(Data to process begins)

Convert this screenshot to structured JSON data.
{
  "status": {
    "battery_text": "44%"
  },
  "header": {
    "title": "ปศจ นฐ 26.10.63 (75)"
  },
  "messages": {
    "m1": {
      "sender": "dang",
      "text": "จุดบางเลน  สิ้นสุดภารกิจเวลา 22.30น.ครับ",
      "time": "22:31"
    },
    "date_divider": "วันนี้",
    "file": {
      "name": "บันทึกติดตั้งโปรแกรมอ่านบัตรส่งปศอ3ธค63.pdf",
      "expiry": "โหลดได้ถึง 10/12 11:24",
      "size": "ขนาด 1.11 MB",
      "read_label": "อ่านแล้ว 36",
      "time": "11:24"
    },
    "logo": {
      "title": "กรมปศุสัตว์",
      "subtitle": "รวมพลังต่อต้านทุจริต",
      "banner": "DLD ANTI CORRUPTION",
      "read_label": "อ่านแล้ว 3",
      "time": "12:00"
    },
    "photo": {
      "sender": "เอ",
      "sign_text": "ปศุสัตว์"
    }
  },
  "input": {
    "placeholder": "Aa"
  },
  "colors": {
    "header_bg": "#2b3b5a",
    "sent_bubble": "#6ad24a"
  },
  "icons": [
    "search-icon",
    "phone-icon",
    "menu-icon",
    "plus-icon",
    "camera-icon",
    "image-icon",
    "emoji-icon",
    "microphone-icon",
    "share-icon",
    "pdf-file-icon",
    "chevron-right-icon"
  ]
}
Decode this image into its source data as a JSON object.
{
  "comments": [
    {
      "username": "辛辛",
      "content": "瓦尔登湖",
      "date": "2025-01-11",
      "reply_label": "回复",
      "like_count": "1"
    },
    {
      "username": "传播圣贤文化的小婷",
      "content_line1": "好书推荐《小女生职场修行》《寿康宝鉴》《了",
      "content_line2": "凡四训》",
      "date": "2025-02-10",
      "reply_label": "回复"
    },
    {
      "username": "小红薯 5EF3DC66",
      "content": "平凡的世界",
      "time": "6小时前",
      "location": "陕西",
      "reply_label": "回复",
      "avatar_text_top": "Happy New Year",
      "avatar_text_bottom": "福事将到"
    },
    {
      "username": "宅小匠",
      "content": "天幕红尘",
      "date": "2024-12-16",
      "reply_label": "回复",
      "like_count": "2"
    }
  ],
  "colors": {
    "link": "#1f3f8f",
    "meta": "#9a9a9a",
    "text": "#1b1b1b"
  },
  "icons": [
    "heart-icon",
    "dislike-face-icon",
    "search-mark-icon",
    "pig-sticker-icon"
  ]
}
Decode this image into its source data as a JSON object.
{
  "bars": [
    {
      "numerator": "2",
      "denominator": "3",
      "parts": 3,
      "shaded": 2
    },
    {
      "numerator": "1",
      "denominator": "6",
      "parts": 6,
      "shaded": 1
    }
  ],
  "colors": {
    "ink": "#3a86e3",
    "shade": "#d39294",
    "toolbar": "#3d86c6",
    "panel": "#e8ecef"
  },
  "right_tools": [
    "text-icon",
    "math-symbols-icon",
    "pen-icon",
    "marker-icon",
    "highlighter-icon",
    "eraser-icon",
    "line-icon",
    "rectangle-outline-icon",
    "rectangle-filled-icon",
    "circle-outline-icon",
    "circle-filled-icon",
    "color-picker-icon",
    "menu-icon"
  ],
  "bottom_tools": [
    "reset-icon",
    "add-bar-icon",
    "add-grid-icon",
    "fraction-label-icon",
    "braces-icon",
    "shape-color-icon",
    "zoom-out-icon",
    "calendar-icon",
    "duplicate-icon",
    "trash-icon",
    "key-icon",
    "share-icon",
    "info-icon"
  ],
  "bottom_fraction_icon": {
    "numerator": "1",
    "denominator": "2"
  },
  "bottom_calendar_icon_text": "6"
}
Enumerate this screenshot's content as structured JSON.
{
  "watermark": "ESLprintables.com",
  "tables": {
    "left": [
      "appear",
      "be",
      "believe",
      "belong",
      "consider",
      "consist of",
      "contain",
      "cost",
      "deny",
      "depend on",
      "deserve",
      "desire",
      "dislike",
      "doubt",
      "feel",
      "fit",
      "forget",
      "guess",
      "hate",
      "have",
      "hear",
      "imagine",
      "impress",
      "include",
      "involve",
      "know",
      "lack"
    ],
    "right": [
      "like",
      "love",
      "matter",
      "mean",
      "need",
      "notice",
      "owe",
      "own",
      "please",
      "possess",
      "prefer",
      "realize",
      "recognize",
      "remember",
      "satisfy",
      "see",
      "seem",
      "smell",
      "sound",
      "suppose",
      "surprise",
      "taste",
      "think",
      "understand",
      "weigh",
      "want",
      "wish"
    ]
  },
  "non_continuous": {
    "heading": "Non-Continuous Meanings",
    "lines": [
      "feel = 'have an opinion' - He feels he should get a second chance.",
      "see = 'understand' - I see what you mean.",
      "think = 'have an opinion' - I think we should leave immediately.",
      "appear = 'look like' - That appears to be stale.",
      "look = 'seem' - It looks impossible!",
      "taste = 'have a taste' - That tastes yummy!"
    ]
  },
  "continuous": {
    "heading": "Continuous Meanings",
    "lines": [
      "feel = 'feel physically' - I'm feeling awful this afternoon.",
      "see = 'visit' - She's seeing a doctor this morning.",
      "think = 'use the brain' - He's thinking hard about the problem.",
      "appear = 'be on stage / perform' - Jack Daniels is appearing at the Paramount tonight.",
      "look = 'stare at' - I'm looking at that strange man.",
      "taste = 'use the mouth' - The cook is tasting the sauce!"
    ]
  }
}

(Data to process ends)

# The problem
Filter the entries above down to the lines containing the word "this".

# Solution to the problem
Convert this screenshot to structured JSON data.
Decode this image into its source data as a JSON object.
Decode this image into its source data as a JSON object.
Enumerate this screenshot's content as structured JSON.
      "feel = 'feel physically' - I'm feeling awful this afternoon.",
      "see = 'visit' - She's seeing a doctor this morning.",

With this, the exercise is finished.